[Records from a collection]
-=-=-=-=-
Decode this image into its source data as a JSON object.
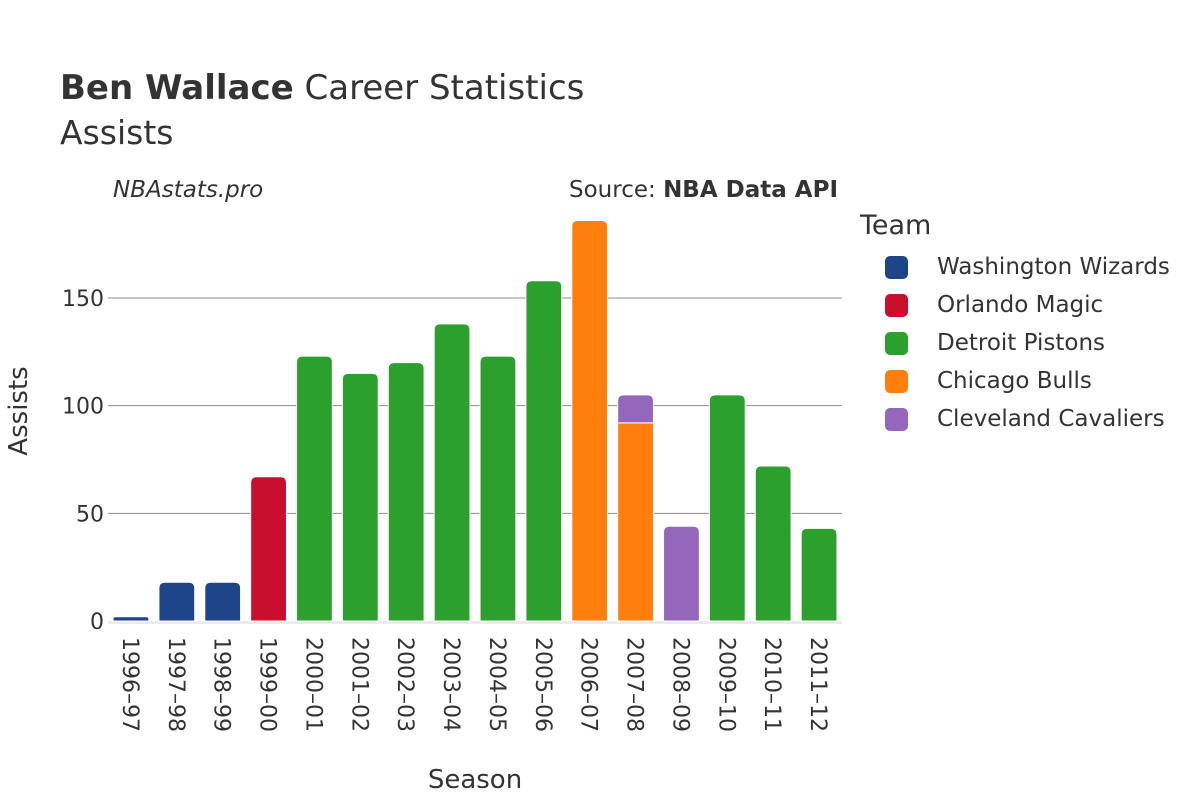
{
  "header": {
    "player_name": "Ben Wallace",
    "title_rest": " Career Statistics",
    "subtitle": "Assists",
    "watermark": "NBAstats.pro",
    "source_prefix": "Source: ",
    "source_name": "NBA Data API"
  },
  "legend": {
    "title": "Team",
    "items": [
      {
        "label": "Washington Wizards",
        "color": "#1f4589"
      },
      {
        "label": "Orlando Magic",
        "color": "#c8102e"
      },
      {
        "label": "Detroit Pistons",
        "color": "#2ca02c"
      },
      {
        "label": "Chicago Bulls",
        "color": "#ff7f0e"
      },
      {
        "label": "Cleveland Cavaliers",
        "color": "#9467bd"
      }
    ]
  },
  "chart_data": {
    "type": "bar",
    "stacked": true,
    "title": "Ben Wallace Career Statistics",
    "subtitle": "Assists",
    "xlabel": "Season",
    "ylabel": "Assists",
    "ylim": [
      0,
      190
    ],
    "yticks": [
      0,
      50,
      100,
      150
    ],
    "grid": true,
    "legend_position": "right",
    "categories": [
      "1996–97",
      "1997–98",
      "1998–99",
      "1999–00",
      "2000–01",
      "2001–02",
      "2002–03",
      "2003–04",
      "2004–05",
      "2005–06",
      "2006–07",
      "2007–08",
      "2008–09",
      "2009–10",
      "2010–11",
      "2011–12"
    ],
    "series": [
      {
        "name": "Washington Wizards",
        "color": "#1f4589",
        "values": [
          2,
          18,
          18,
          0,
          0,
          0,
          0,
          0,
          0,
          0,
          0,
          0,
          0,
          0,
          0,
          0
        ]
      },
      {
        "name": "Orlando Magic",
        "color": "#c8102e",
        "values": [
          0,
          0,
          0,
          67,
          0,
          0,
          0,
          0,
          0,
          0,
          0,
          0,
          0,
          0,
          0,
          0
        ]
      },
      {
        "name": "Detroit Pistons",
        "color": "#2ca02c",
        "values": [
          0,
          0,
          0,
          0,
          123,
          115,
          120,
          138,
          123,
          158,
          0,
          0,
          0,
          105,
          72,
          43
        ]
      },
      {
        "name": "Chicago Bulls",
        "color": "#ff7f0e",
        "values": [
          0,
          0,
          0,
          0,
          0,
          0,
          0,
          0,
          0,
          0,
          186,
          92,
          0,
          0,
          0,
          0
        ]
      },
      {
        "name": "Cleveland Cavaliers",
        "color": "#9467bd",
        "values": [
          0,
          0,
          0,
          0,
          0,
          0,
          0,
          0,
          0,
          0,
          0,
          13,
          44,
          0,
          0,
          0
        ]
      }
    ]
  }
}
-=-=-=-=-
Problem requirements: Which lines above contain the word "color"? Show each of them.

Answer to this problem:
        "color": "#1f4589"
        "color": "#c8102e"
        "color": "#2ca02c"
        "color": "#ff7f0e"
        "color": "#9467bd"
        "color": "#1f4589",
        "color": "#c8102e",
        "color": "#2ca02c",
        "color": "#ff7f0e",
        "color": "#9467bd",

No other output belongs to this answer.